◆ **Data items**:
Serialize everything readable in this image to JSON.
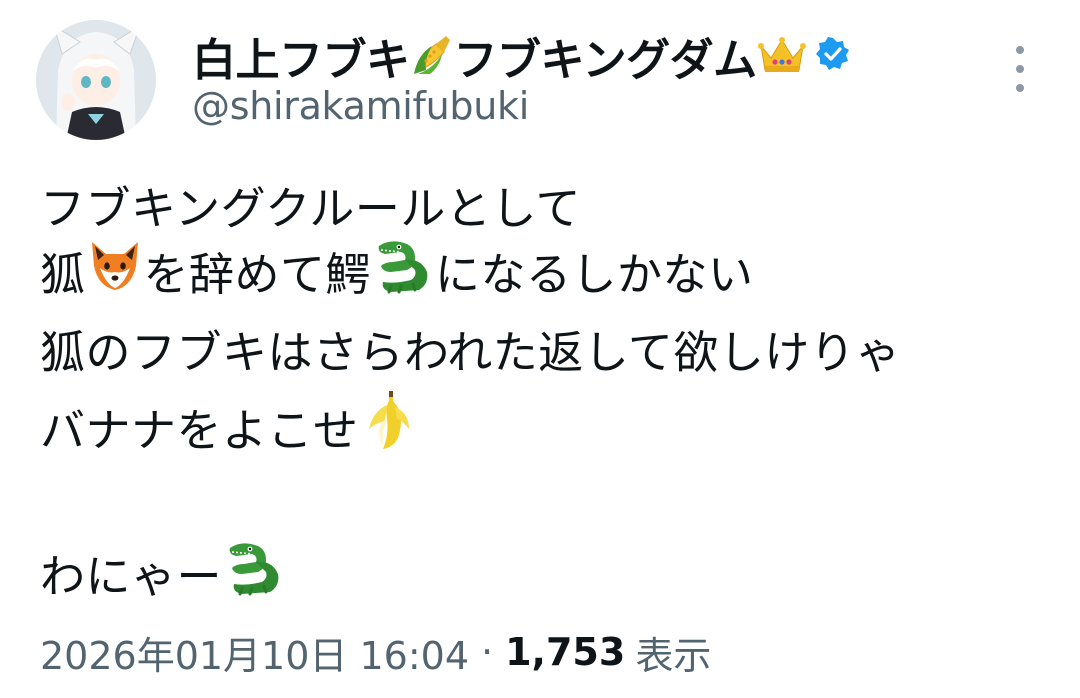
{
  "tweet": {
    "display_name_part1": "白上フブキ",
    "display_name_part2": "フブキングダム",
    "handle": "@shirakamifubuki",
    "lines": {
      "l1": "フブキングクルールとして",
      "l2a": "狐",
      "l2b": "を辞めて鰐",
      "l2c": "になるしかない",
      "l3": "狐のフブキはさらわれた返して欲しけりゃ",
      "l4": "バナナをよこせ",
      "l6": "わにゃー"
    },
    "timestamp": "2026年01月10日 16:04",
    "separator": "·",
    "views_count": "1,753",
    "views_label": "表示"
  },
  "icons": {
    "name_emoji_1": "corn-emoji",
    "name_emoji_2": "crown-emoji",
    "verified": "verified-badge-icon",
    "more": "more-vertical-icon",
    "fox": "fox-emoji",
    "crocodile": "crocodile-emoji",
    "banana": "banana-emoji"
  },
  "colors": {
    "text": "#0f1419",
    "secondary": "#536471",
    "verified_blue": "#1d9bf0"
  }
}
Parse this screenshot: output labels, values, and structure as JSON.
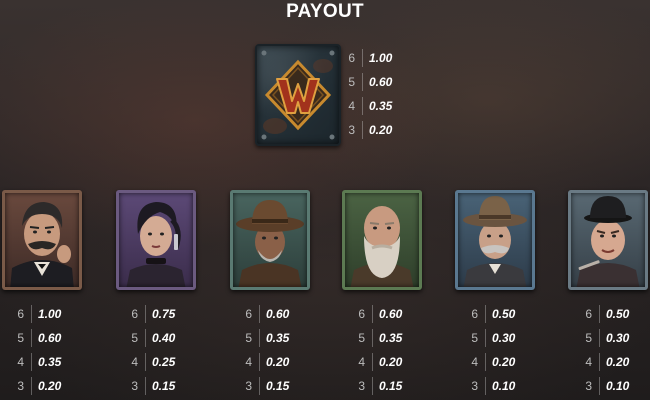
{
  "header": {
    "title": "PAYOUT"
  },
  "wild": {
    "icon": "wild-w-icon",
    "payouts": [
      {
        "count": "6",
        "value": "1.00"
      },
      {
        "count": "5",
        "value": "0.60"
      },
      {
        "count": "4",
        "value": "0.35"
      },
      {
        "count": "3",
        "value": "0.20"
      }
    ]
  },
  "symbols": [
    {
      "icon": "mustached-gentleman-icon",
      "payouts": [
        {
          "count": "6",
          "value": "1.00"
        },
        {
          "count": "5",
          "value": "0.60"
        },
        {
          "count": "4",
          "value": "0.35"
        },
        {
          "count": "3",
          "value": "0.20"
        }
      ]
    },
    {
      "icon": "dark-haired-woman-icon",
      "payouts": [
        {
          "count": "6",
          "value": "0.75"
        },
        {
          "count": "5",
          "value": "0.40"
        },
        {
          "count": "4",
          "value": "0.25"
        },
        {
          "count": "3",
          "value": "0.15"
        }
      ]
    },
    {
      "icon": "cowboy-hat-man-icon",
      "payouts": [
        {
          "count": "6",
          "value": "0.60"
        },
        {
          "count": "5",
          "value": "0.35"
        },
        {
          "count": "4",
          "value": "0.20"
        },
        {
          "count": "3",
          "value": "0.15"
        }
      ]
    },
    {
      "icon": "bearded-bald-man-icon",
      "payouts": [
        {
          "count": "6",
          "value": "0.60"
        },
        {
          "count": "5",
          "value": "0.35"
        },
        {
          "count": "4",
          "value": "0.20"
        },
        {
          "count": "3",
          "value": "0.15"
        }
      ]
    },
    {
      "icon": "old-cowboy-icon",
      "payouts": [
        {
          "count": "6",
          "value": "0.50"
        },
        {
          "count": "5",
          "value": "0.30"
        },
        {
          "count": "4",
          "value": "0.20"
        },
        {
          "count": "3",
          "value": "0.10"
        }
      ]
    },
    {
      "icon": "bowler-hat-boy-icon",
      "payouts": [
        {
          "count": "6",
          "value": "0.50"
        },
        {
          "count": "5",
          "value": "0.30"
        },
        {
          "count": "4",
          "value": "0.20"
        },
        {
          "count": "3",
          "value": "0.10"
        }
      ]
    }
  ]
}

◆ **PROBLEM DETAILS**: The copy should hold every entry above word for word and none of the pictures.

◆ **ANSWER TO THE EXERCISE**:
Serialize everything readable in this image to JSON.
{
  "tweet": {
    "display_name_part1": "白上フブキ",
    "display_name_part2": "フブキングダム",
    "handle": "@shirakamifubuki",
    "lines": {
      "l1": "フブキングクルールとして",
      "l2a": "狐",
      "l2b": "を辞めて鰐",
      "l2c": "になるしかない",
      "l3": "狐のフブキはさらわれた返して欲しけりゃ",
      "l4": "バナナをよこせ",
      "l6": "わにゃー"
    },
    "timestamp": "2026年01月10日 16:04",
    "separator": "·",
    "views_count": "1,753",
    "views_label": "表示"
  },
  "icons": {
    "name_emoji_1": "corn-emoji",
    "name_emoji_2": "crown-emoji",
    "verified": "verified-badge-icon",
    "more": "more-vertical-icon",
    "fox": "fox-emoji",
    "crocodile": "crocodile-emoji",
    "banana": "banana-emoji"
  },
  "colors": {
    "text": "#0f1419",
    "secondary": "#536471",
    "verified_blue": "#1d9bf0"
  }
}
Parse this screenshot: output labels, values, and structure as JSON.
{
  "header": {
    "title": "PAYOUT"
  },
  "wild": {
    "icon": "wild-w-icon",
    "payouts": [
      {
        "count": "6",
        "value": "1.00"
      },
      {
        "count": "5",
        "value": "0.60"
      },
      {
        "count": "4",
        "value": "0.35"
      },
      {
        "count": "3",
        "value": "0.20"
      }
    ]
  },
  "symbols": [
    {
      "icon": "mustached-gentleman-icon",
      "payouts": [
        {
          "count": "6",
          "value": "1.00"
        },
        {
          "count": "5",
          "value": "0.60"
        },
        {
          "count": "4",
          "value": "0.35"
        },
        {
          "count": "3",
          "value": "0.20"
        }
      ]
    },
    {
      "icon": "dark-haired-woman-icon",
      "payouts": [
        {
          "count": "6",
          "value": "0.75"
        },
        {
          "count": "5",
          "value": "0.40"
        },
        {
          "count": "4",
          "value": "0.25"
        },
        {
          "count": "3",
          "value": "0.15"
        }
      ]
    },
    {
      "icon": "cowboy-hat-man-icon",
      "payouts": [
        {
          "count": "6",
          "value": "0.60"
        },
        {
          "count": "5",
          "value": "0.35"
        },
        {
          "count": "4",
          "value": "0.20"
        },
        {
          "count": "3",
          "value": "0.15"
        }
      ]
    },
    {
      "icon": "bearded-bald-man-icon",
      "payouts": [
        {
          "count": "6",
          "value": "0.60"
        },
        {
          "count": "5",
          "value": "0.35"
        },
        {
          "count": "4",
          "value": "0.20"
        },
        {
          "count": "3",
          "value": "0.15"
        }
      ]
    },
    {
      "icon": "old-cowboy-icon",
      "payouts": [
        {
          "count": "6",
          "value": "0.50"
        },
        {
          "count": "5",
          "value": "0.30"
        },
        {
          "count": "4",
          "value": "0.20"
        },
        {
          "count": "3",
          "value": "0.10"
        }
      ]
    },
    {
      "icon": "bowler-hat-boy-icon",
      "payouts": [
        {
          "count": "6",
          "value": "0.50"
        },
        {
          "count": "5",
          "value": "0.30"
        },
        {
          "count": "4",
          "value": "0.20"
        },
        {
          "count": "3",
          "value": "0.10"
        }
      ]
    }
  ]
}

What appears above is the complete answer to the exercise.